“The real issue to focus on is that rising interest rates are a reflection of a better economy,” Kostin said in a Bloomberg Television interview from New York. “The best strategy right now would be here, in the U.S., from now until the end of the year.”

The Stoxx 600 climbed for a fourth day, as two shares advanced for every one that declined. EON SE jumped 3 percent after Germany’s biggest utility beat analyst earnings estimates. GAM Holding AG, the Swiss asset manager that split from Julius Baer Group Ltd. almost four years ago, rallied 9.7 percent as profit more than tripled.

The yen depreciated 1.3 percent to 98.16 per dollar and 1 percent per euro, the most in eight weeks. Europe’s shared currency slipped 0.3 percent to $1.3264.

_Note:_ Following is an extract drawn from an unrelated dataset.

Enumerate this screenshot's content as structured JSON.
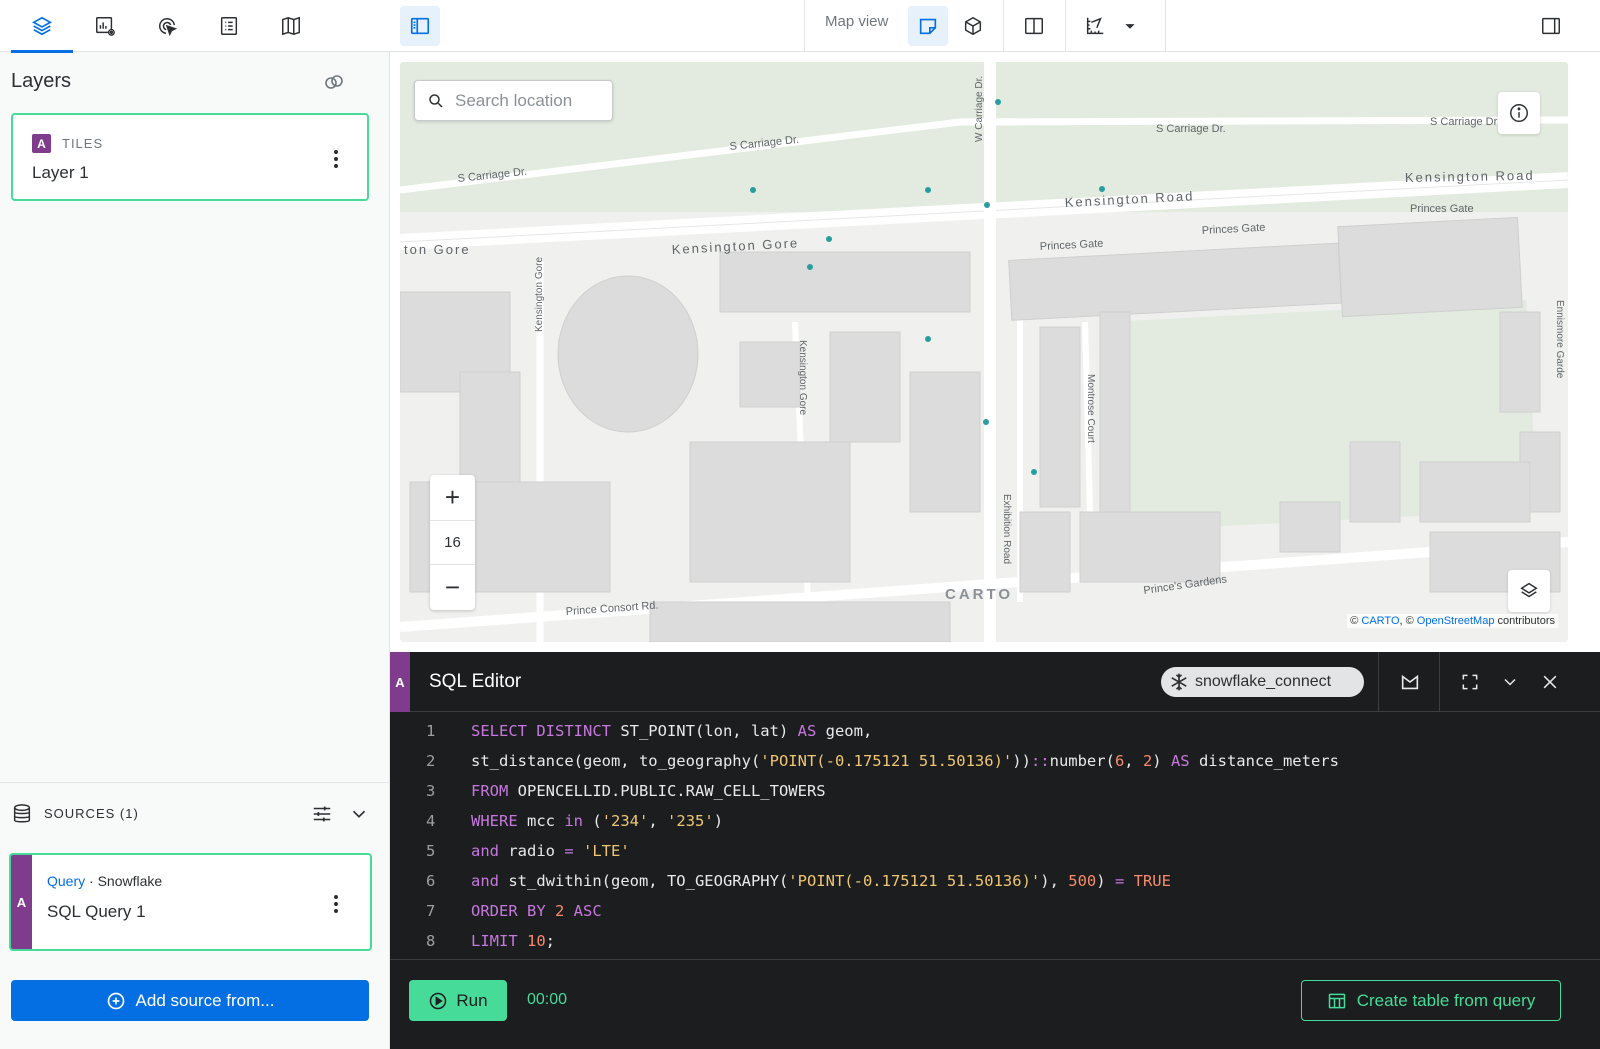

Gold futures for December delivery fell 1 percent to $1,320.50 an ounce on the Comex in New York, after advancing 4 percent in the previous four sessions. The commodity has slumped 21 percent this year.

Crude advanced for a third day, with West Texas Intermediate rising 0.7 percent to $106.83 a barrel, as German investor confidence and U.S. retail sales bolstered optimism that economic growth and energy demand will accelerate.

Europe Yields

Germany’s benchmark 10-year bund yield gained 11 basis points to 1.81 percent. Spain’s yield spread over Germany fell nine basis points to 269 basis points after reaching 265, the tightest since August 2011.

The cost of insuring against losses on corporate bonds declined, with the Markit iTraxx Europe Index of credit-default swaps on 125 investment-grade companies decreasing 1 basis point to 94.7 basis points. High-yield (BEUH) corporate bonds rose for a 12th day in Europe, the longest stretch of gains since April, pushing borrowing costs down to the lowest in more than two months.

The MSCI Emerging Markets Index climbed 0.8 percent, advancing for a fourth day in the longest rally in almost four weeks. The Hang Seng China Enterprises Index jumped 2.6 percent to a two-month high. Russia’s Micex Index climbed 1.4 percent and India’s Sensex gained 1.5 percent. Benchmark gauges in South Korea, Taiwan, Indonesia, Thailand and the Philippines increased at least 1 percent.

To contact the reporters on this story: Lu Wang in New York at lwang8@bloomberg.net; Nick Taborek in New York at ntaborek@bloomberg.net

To contact the editor responsible for this story: Lynn Thomasson at lthomasson@bloomberg.net

Bloomberg reserves the right to edit or remove comments but is under no obligation to do so, or to explain individual moderation decisions.

Please enable JavaScript to view the comments powered by Disqus.